A total of thirty six participants represented countries from Bhutan, India, Pakistan and Sri Lanka. Twenty one speakers from Argentina, the United Kingdom, India, Pakistan, South Africa and Sri Lanka were invited, including the Deputy Governor of the Reserve Bank of India, Dr. Rakesh Mohan (as inaugural speaker).
To increase the cohesiveness of the content, the Course was designed around 4 Thematic
Modules designed to provide a thorough grounding on issues related to overall
1. Reform and Competition in Infrastructure Sectors
This module reviewed almost two decades of international experience of restructuring
infrastructure sectors. Aspects of private participation, commercialization, and
liberalization of infrastructure and their impact on sector performance were analyzed.
Emphasis was placed on the institutional dimension of reform in South Asia, where participants exchanged their experience in this regard.
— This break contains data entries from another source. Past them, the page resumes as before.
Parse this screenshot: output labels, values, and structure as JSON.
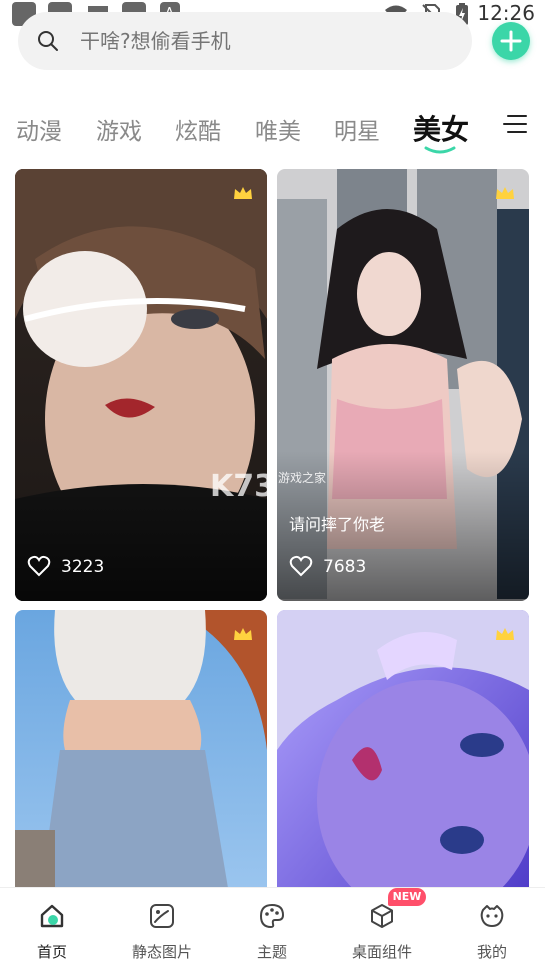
{
  "status_bar": {
    "time": "12:26",
    "left_icons": [
      "app-icon",
      "app-icon",
      "app-icon",
      "app-icon",
      "a-icon"
    ],
    "right_icons": [
      "wifi-icon",
      "no-sim-icon",
      "battery-charging-icon"
    ]
  },
  "search": {
    "placeholder": "干啥?想偷看手机"
  },
  "colors": {
    "accent": "#3bd6a8",
    "badge": "#ff4f6a",
    "tab_inactive": "#8a8a8a"
  },
  "tabs": [
    {
      "label": "动漫",
      "active": false
    },
    {
      "label": "游戏",
      "active": false
    },
    {
      "label": "炫酷",
      "active": false
    },
    {
      "label": "唯美",
      "active": false
    },
    {
      "label": "明星",
      "active": false
    },
    {
      "label": "美女",
      "active": true
    }
  ],
  "cards": [
    {
      "likes": "3223",
      "caption": ""
    },
    {
      "likes": "7683",
      "caption": "请问摔了你老"
    },
    {
      "likes": "",
      "caption": ""
    },
    {
      "likes": "",
      "caption": ""
    }
  ],
  "watermark": {
    "text": "K73",
    "sub": "游戏之家"
  },
  "bottom_nav": [
    {
      "label": "首页",
      "icon": "home-icon",
      "active": true
    },
    {
      "label": "静态图片",
      "icon": "image-icon",
      "active": false
    },
    {
      "label": "主题",
      "icon": "palette-icon",
      "active": false
    },
    {
      "label": "桌面组件",
      "icon": "cube-icon",
      "active": false,
      "badge": "NEW"
    },
    {
      "label": "我的",
      "icon": "profile-icon",
      "active": false
    }
  ]
}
2. Price and Financial Aspects of Regulation
Starting with an in depth examination of the financial analysis underpinning price
regulation, the module covered important issues such as the treatment of depreciation, asset valuation and the cost of capital. A particular focus was on the technical aspects of a price review. The Price Control Case Study, successfully used in previous SAFIR
courses was used again, to provide hands-on experience to participants.
3. The Regulator’s Performance and Legitimacy
How does a regulator measure its own success? How does it build legitimacy in the eyes
of the stakeholders and how should the regulator handle or manage its relationships,
expectations and perceptions with regards to stakeholders, including the media. What
indicators should it be monitoring and influencing to achieve its aims? The module
included a hands-on assignment, similar to a case study that gave
participants experience in playing the multiple roles a regulator needs to play in today’s
4. Other Topics in Infrastructure Regulation
This module included several topics that are important in the regulatory context, such
as issues related to universal service policy/obligation, approach to the implementation
of quality of service standards and experience of using small scale and decentralized
service providers as a solution to the infrastructure gap between urban and rural areas.
Detailed information on course content available here .